## Aim of the exercise
The lines to be copied are those below that contain "svgz".

## Information
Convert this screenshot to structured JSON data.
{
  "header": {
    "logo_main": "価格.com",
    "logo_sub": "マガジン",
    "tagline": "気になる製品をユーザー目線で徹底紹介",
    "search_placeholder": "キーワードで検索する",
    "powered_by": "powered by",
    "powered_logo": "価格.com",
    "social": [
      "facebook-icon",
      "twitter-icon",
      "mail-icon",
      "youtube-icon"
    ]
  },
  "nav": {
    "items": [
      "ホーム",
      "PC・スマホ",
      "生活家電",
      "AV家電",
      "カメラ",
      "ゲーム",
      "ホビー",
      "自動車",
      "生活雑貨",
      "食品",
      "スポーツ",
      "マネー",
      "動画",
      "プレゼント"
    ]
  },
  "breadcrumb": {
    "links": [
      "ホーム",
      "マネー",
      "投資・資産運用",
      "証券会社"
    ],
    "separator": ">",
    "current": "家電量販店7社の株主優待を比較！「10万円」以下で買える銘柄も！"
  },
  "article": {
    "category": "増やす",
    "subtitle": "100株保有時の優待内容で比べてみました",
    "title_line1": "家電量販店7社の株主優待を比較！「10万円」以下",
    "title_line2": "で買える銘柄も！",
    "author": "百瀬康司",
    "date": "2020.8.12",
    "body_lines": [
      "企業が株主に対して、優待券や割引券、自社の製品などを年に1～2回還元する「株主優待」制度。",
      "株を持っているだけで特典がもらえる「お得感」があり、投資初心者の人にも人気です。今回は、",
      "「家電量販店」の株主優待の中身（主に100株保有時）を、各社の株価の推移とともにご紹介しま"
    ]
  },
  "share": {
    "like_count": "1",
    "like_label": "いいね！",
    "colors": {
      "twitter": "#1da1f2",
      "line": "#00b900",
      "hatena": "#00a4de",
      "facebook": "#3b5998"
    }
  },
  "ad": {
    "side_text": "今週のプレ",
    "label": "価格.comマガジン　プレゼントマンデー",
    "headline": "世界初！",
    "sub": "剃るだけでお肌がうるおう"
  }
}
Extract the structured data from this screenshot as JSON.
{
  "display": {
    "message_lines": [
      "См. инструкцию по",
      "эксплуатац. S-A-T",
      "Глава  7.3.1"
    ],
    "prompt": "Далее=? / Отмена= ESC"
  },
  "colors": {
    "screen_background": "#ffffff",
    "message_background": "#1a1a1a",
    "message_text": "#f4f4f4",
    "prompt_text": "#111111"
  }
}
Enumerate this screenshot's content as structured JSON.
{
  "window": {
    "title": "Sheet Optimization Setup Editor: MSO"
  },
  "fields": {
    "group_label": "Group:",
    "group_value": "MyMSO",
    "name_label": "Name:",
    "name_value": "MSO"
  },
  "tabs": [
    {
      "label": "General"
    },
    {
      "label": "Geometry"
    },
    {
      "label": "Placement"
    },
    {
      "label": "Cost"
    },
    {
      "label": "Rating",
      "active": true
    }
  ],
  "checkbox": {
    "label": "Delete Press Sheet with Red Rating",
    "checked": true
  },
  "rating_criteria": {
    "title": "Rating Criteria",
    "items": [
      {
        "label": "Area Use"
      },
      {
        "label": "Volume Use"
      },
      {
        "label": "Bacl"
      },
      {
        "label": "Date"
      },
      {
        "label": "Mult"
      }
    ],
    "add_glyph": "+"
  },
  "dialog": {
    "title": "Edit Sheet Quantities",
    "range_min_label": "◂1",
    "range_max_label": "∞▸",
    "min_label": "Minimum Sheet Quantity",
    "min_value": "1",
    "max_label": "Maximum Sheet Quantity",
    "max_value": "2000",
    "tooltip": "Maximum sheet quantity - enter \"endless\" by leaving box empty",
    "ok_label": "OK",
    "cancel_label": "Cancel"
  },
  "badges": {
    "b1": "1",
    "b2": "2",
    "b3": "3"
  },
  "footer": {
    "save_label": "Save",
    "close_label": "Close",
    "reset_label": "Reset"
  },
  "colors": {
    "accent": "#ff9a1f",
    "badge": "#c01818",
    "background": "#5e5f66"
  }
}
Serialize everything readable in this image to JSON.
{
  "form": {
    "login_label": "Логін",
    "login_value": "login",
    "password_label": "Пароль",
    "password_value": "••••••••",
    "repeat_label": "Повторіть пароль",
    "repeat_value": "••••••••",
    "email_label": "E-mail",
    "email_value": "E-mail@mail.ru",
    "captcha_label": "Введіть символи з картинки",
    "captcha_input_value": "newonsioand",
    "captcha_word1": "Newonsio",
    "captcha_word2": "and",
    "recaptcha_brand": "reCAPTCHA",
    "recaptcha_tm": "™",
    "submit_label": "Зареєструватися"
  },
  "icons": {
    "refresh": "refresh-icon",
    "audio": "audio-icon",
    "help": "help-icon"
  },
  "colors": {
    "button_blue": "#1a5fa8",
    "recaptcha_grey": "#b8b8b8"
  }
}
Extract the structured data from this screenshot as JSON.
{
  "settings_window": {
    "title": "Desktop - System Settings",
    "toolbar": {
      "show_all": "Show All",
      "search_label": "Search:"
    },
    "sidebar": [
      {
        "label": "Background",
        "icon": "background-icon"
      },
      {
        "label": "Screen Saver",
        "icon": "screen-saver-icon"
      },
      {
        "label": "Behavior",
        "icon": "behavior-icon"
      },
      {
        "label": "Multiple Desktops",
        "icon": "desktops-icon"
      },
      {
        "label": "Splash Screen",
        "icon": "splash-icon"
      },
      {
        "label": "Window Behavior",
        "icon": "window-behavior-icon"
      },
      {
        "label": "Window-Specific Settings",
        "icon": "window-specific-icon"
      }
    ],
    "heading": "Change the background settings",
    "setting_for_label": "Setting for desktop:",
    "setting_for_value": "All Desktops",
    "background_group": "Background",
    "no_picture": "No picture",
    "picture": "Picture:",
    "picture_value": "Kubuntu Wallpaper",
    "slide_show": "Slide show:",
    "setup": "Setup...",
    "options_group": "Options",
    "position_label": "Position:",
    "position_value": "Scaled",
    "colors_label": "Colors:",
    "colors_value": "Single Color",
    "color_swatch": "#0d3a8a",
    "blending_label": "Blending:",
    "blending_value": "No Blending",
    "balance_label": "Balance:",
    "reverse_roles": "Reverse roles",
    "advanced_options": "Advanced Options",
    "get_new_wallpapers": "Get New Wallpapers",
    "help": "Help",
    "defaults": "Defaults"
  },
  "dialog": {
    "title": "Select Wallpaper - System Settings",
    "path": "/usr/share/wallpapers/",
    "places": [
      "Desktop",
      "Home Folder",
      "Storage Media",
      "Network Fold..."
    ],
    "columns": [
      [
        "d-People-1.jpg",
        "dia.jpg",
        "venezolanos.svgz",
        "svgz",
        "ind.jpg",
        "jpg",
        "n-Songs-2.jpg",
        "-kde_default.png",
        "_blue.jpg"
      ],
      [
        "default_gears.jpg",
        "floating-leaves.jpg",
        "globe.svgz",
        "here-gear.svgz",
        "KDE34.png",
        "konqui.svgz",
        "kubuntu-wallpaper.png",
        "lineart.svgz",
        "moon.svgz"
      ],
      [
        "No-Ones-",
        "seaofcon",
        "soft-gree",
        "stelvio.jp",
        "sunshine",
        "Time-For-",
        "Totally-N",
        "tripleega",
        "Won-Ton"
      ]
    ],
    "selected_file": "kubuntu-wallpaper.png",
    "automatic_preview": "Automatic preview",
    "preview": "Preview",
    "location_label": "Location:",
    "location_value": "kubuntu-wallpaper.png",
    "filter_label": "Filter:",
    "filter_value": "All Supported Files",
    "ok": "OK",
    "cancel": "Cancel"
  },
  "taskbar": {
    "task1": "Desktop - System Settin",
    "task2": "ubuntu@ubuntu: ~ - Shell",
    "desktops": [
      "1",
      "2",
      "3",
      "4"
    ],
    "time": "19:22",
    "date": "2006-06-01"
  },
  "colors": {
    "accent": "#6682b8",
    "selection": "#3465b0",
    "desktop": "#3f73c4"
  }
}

## Response
        "venezolanos.svgz",
        "svgz",
        "globe.svgz",
        "here-gear.svgz",
        "konqui.svgz",
        "lineart.svgz",
        "moon.svgz"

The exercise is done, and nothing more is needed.